ENVIRONMENT: They are killing our forest- Brazilian tribe warns : BBC News

Two Awa children smile for the camera in 2014

Brazilian President Jair Bolsonaro has asked for $1bn (£720m) a year in foreign aid to reduce illegal deforestation in the Amazon rainforest.

But under Mr Bolsonaro deforestation in the Brazilian Amazon has soared, jeopardising the livelihoods of some of the world’s most vulnerable indigenous communities.

Our chief environment correspondent, Justin Rowlatt, has been trying to find out what this has meant for an Amazon tribe he first met back in 2010.          Continue reading

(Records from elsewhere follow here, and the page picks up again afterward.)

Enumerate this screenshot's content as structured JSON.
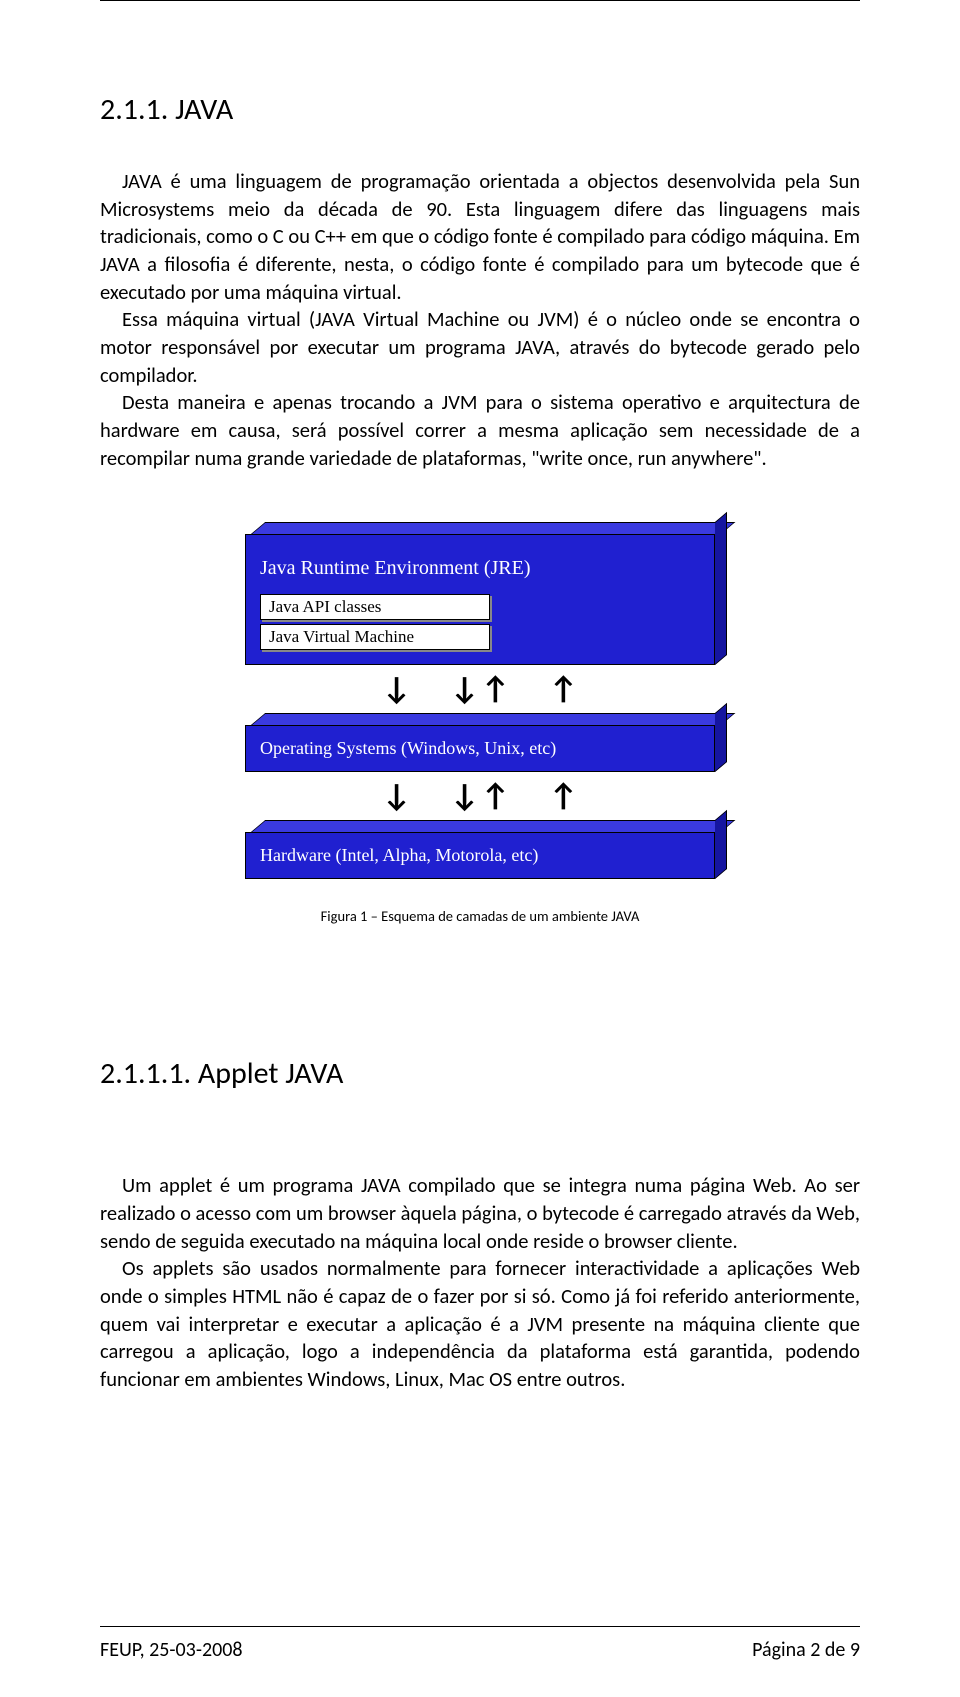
{
  "section1": {
    "heading": "2.1.1. JAVA",
    "para": "JAVA é uma linguagem de programação orientada a objectos desenvolvida pela Sun Microsystems meio da década de 90. Esta linguagem difere das linguagens mais tradicionais, como o C ou C++ em que o código fonte é compilado para código máquina. Em JAVA a filosofia é diferente, nesta, o código fonte é compilado para um bytecode que é executado por uma máquina virtual.",
    "para2": "Essa máquina virtual (JAVA Virtual Machine ou JVM) é o núcleo onde se encontra o motor responsável por executar um programa JAVA, através do bytecode gerado pelo compilador.",
    "para3": "Desta maneira e apenas trocando a JVM para o sistema operativo e arquitectura de hardware em causa, será possível correr a mesma aplicação sem necessidade de a recompilar numa grande variedade de plataformas, \"write once, run anywhere\"."
  },
  "diagram": {
    "jre": "Java Runtime Environment (JRE)",
    "api": "Java API classes",
    "jvm": "Java Virtual Machine",
    "os": "Operating Systems (Windows, Unix, etc)",
    "hw": "Hardware (Intel, Alpha, Motorola, etc)",
    "caption": "Figura 1 – Esquema de camadas de um ambiente JAVA"
  },
  "section2": {
    "heading": "2.1.1.1. Applet JAVA",
    "para": "Um applet é um programa JAVA compilado que se integra numa página Web. Ao ser realizado o acesso com um browser àquela página, o bytecode é carregado através da Web, sendo de seguida executado na máquina local onde reside o browser cliente.",
    "para2": "Os applets são usados normalmente para fornecer interactividade a aplicações Web onde o simples HTML não é capaz de o fazer por si só. Como já foi referido anteriormente, quem vai interpretar e executar a aplicação é a JVM presente na máquina cliente que carregou a aplicação, logo a independência da plataforma está garantida, podendo funcionar em ambientes Windows, Linux, Mac OS entre outros."
  },
  "footer": {
    "left": "FEUP, 25-03-2008",
    "right": "Página 2 de 9"
  }
}
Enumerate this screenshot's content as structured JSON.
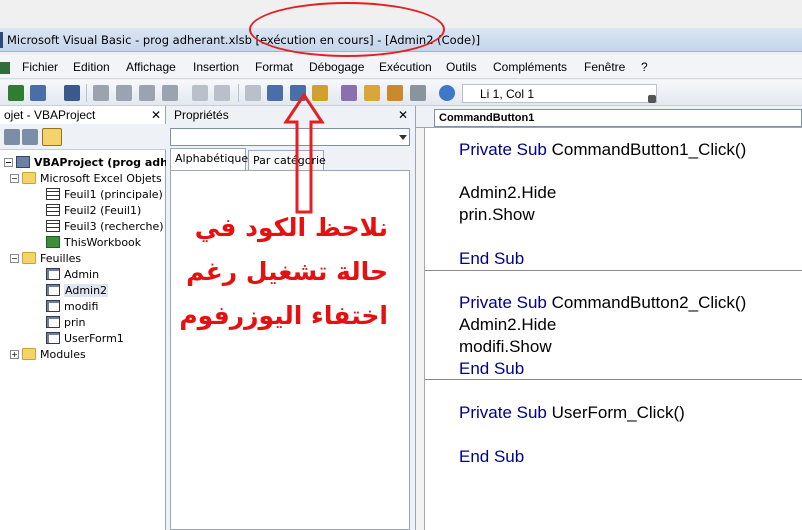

VIDEO: The Amazon Rain Forest – An Amazing Ecosystem

David Jessop | Regional tourism outlook brightening

| April 18, 2021   
Recently published visitor arrival figures indicate that Caribbean tourism has started down the long road to recovery. Following a disastrous 2020, during which governments closed borders to try to halt the spread of COVID-19 and months when the sector all but ceased operations, visitor numbers are now slowly increasing.

According to Tourism Analytics, the Aruba-based consultancy that publishes tourism arrivals figures on a rolling basis, stopover visitors to the island Caribbean, excluding Haiti, declined by 66.1 per cent from 23 million in 2019, to 7.8 million last year.    Continue reading